- **WHAT THE TASK ASKS**: Reproduce each line of the listing exactly.
------------
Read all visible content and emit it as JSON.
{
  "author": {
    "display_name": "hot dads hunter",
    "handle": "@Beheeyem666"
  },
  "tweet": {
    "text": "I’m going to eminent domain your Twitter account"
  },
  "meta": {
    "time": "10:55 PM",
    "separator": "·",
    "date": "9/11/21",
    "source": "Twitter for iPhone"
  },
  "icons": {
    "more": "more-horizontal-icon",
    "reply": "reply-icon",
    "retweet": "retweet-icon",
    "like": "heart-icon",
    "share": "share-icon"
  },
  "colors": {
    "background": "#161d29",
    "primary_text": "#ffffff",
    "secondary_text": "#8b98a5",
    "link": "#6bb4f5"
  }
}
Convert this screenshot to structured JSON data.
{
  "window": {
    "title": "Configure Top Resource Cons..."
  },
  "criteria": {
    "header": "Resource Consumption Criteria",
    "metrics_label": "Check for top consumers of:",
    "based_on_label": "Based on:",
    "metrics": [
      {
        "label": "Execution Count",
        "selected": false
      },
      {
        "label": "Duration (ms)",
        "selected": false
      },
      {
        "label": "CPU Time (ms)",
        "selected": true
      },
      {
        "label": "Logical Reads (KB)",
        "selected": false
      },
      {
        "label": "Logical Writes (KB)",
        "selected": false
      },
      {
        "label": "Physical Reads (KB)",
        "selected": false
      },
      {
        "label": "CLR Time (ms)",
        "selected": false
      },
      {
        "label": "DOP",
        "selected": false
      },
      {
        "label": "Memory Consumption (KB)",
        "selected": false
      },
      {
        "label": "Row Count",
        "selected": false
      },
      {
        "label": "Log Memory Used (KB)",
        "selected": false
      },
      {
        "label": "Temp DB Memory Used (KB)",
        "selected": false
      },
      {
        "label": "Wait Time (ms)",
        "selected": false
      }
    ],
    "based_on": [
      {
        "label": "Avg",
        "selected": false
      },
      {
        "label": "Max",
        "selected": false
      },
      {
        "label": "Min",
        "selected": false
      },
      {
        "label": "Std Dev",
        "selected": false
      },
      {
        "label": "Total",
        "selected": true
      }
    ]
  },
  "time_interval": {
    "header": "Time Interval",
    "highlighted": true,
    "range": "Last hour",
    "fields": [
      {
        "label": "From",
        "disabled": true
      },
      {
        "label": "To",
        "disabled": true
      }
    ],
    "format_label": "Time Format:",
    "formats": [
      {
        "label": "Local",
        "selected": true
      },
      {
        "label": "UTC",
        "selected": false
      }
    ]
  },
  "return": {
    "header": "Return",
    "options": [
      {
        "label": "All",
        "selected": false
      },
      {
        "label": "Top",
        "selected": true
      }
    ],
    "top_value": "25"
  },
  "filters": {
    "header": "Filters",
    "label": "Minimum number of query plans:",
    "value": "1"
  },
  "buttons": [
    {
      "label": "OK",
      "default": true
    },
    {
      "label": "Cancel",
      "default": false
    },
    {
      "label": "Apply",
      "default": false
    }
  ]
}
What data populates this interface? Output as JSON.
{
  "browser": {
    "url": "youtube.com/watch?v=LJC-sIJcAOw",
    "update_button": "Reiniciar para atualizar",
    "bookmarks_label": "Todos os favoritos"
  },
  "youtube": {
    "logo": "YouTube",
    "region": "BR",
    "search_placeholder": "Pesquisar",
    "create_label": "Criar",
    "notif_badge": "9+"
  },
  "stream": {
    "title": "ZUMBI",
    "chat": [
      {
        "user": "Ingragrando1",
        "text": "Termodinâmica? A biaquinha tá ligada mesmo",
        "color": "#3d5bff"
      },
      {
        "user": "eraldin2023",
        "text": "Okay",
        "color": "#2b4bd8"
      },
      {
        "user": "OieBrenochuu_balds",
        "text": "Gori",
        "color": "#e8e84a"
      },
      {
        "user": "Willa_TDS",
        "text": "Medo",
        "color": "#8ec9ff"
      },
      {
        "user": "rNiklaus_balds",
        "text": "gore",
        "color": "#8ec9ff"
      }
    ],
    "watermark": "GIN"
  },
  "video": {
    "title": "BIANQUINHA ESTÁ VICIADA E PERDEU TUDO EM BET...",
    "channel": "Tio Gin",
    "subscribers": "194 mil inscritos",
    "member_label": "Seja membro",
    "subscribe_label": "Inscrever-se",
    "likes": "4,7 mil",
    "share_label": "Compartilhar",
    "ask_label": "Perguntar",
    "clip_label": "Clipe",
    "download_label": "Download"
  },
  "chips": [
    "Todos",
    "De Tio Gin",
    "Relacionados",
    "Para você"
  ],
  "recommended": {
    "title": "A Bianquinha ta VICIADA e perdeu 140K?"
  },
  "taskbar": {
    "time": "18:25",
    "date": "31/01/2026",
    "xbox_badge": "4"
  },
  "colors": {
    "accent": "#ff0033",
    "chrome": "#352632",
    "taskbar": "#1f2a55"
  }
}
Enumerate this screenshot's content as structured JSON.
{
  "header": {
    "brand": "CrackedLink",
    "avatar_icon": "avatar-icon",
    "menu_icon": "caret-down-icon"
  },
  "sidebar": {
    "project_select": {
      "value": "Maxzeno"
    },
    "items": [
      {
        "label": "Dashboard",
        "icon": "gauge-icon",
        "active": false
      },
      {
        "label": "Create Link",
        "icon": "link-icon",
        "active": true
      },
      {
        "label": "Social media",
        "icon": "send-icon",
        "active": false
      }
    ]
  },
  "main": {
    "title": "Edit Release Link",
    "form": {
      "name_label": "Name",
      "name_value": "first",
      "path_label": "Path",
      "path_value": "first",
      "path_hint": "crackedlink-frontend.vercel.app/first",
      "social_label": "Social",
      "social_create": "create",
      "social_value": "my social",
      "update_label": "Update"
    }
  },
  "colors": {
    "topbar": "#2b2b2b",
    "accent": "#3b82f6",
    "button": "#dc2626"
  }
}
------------
- **ANSWER TO THE EXERCISE**:
Read all visible content and emit it as JSON.
{
  "author": {
    "display_name": "hot dads hunter",
    "handle": "@Beheeyem666"
  },
  "tweet": {
    "text": "I’m going to eminent domain your Twitter account"
  },
  "meta": {
    "time": "10:55 PM",
    "separator": "·",
    "date": "9/11/21",
    "source": "Twitter for iPhone"
  },
  "icons": {
    "more": "more-horizontal-icon",
    "reply": "reply-icon",
    "retweet": "retweet-icon",
    "like": "heart-icon",
    "share": "share-icon"
  },
  "colors": {
    "background": "#161d29",
    "primary_text": "#ffffff",
    "secondary_text": "#8b98a5",
    "link": "#6bb4f5"
  }
}
Convert this screenshot to structured JSON data.
{
  "window": {
    "title": "Configure Top Resource Cons..."
  },
  "criteria": {
    "header": "Resource Consumption Criteria",
    "metrics_label": "Check for top consumers of:",
    "based_on_label": "Based on:",
    "metrics": [
      {
        "label": "Execution Count",
        "selected": false
      },
      {
        "label": "Duration (ms)",
        "selected": false
      },
      {
        "label": "CPU Time (ms)",
        "selected": true
      },
      {
        "label": "Logical Reads (KB)",
        "selected": false
      },
      {
        "label": "Logical Writes (KB)",
        "selected": false
      },
      {
        "label": "Physical Reads (KB)",
        "selected": false
      },
      {
        "label": "CLR Time (ms)",
        "selected": false
      },
      {
        "label": "DOP",
        "selected": false
      },
      {
        "label": "Memory Consumption (KB)",
        "selected": false
      },
      {
        "label": "Row Count",
        "selected": false
      },
      {
        "label": "Log Memory Used (KB)",
        "selected": false
      },
      {
        "label": "Temp DB Memory Used (KB)",
        "selected": false
      },
      {
        "label": "Wait Time (ms)",
        "selected": false
      }
    ],
    "based_on": [
      {
        "label": "Avg",
        "selected": false
      },
      {
        "label": "Max",
        "selected": false
      },
      {
        "label": "Min",
        "selected": false
      },
      {
        "label": "Std Dev",
        "selected": false
      },
      {
        "label": "Total",
        "selected": true
      }
    ]
  },
  "time_interval": {
    "header": "Time Interval",
    "highlighted": true,
    "range": "Last hour",
    "fields": [
      {
        "label": "From",
        "disabled": true
      },
      {
        "label": "To",
        "disabled": true
      }
    ],
    "format_label": "Time Format:",
    "formats": [
      {
        "label": "Local",
        "selected": true
      },
      {
        "label": "UTC",
        "selected": false
      }
    ]
  },
  "return": {
    "header": "Return",
    "options": [
      {
        "label": "All",
        "selected": false
      },
      {
        "label": "Top",
        "selected": true
      }
    ],
    "top_value": "25"
  },
  "filters": {
    "header": "Filters",
    "label": "Minimum number of query plans:",
    "value": "1"
  },
  "buttons": [
    {
      "label": "OK",
      "default": true
    },
    {
      "label": "Cancel",
      "default": false
    },
    {
      "label": "Apply",
      "default": false
    }
  ]
}
What data populates this interface? Output as JSON.
{
  "browser": {
    "url": "youtube.com/watch?v=LJC-sIJcAOw",
    "update_button": "Reiniciar para atualizar",
    "bookmarks_label": "Todos os favoritos"
  },
  "youtube": {
    "logo": "YouTube",
    "region": "BR",
    "search_placeholder": "Pesquisar",
    "create_label": "Criar",
    "notif_badge": "9+"
  },
  "stream": {
    "title": "ZUMBI",
    "chat": [
      {
        "user": "Ingragrando1",
        "text": "Termodinâmica? A biaquinha tá ligada mesmo",
        "color": "#3d5bff"
      },
      {
        "user": "eraldin2023",
        "text": "Okay",
        "color": "#2b4bd8"
      },
      {
        "user": "OieBrenochuu_balds",
        "text": "Gori",
        "color": "#e8e84a"
      },
      {
        "user": "Willa_TDS",
        "text": "Medo",
        "color": "#8ec9ff"
      },
      {
        "user": "rNiklaus_balds",
        "text": "gore",
        "color": "#8ec9ff"
      }
    ],
    "watermark": "GIN"
  },
  "video": {
    "title": "BIANQUINHA ESTÁ VICIADA E PERDEU TUDO EM BET...",
    "channel": "Tio Gin",
    "subscribers": "194 mil inscritos",
    "member_label": "Seja membro",
    "subscribe_label": "Inscrever-se",
    "likes": "4,7 mil",
    "share_label": "Compartilhar",
    "ask_label": "Perguntar",
    "clip_label": "Clipe",
    "download_label": "Download"
  },
  "chips": [
    "Todos",
    "De Tio Gin",
    "Relacionados",
    "Para você"
  ],
  "recommended": {
    "title": "A Bianquinha ta VICIADA e perdeu 140K?"
  },
  "taskbar": {
    "time": "18:25",
    "date": "31/01/2026",
    "xbox_badge": "4"
  },
  "colors": {
    "accent": "#ff0033",
    "chrome": "#352632",
    "taskbar": "#1f2a55"
  }
}
Enumerate this screenshot's content as structured JSON.
{
  "header": {
    "brand": "CrackedLink",
    "avatar_icon": "avatar-icon",
    "menu_icon": "caret-down-icon"
  },
  "sidebar": {
    "project_select": {
      "value": "Maxzeno"
    },
    "items": [
      {
        "label": "Dashboard",
        "icon": "gauge-icon",
        "active": false
      },
      {
        "label": "Create Link",
        "icon": "link-icon",
        "active": true
      },
      {
        "label": "Social media",
        "icon": "send-icon",
        "active": false
      }
    ]
  },
  "main": {
    "title": "Edit Release Link",
    "form": {
      "name_label": "Name",
      "name_value": "first",
      "path_label": "Path",
      "path_value": "first",
      "path_hint": "crackedlink-frontend.vercel.app/first",
      "social_label": "Social",
      "social_create": "create",
      "social_value": "my social",
      "update_label": "Update"
    }
  },
  "colors": {
    "topbar": "#2b2b2b",
    "accent": "#3b82f6",
    "button": "#dc2626"
  }
}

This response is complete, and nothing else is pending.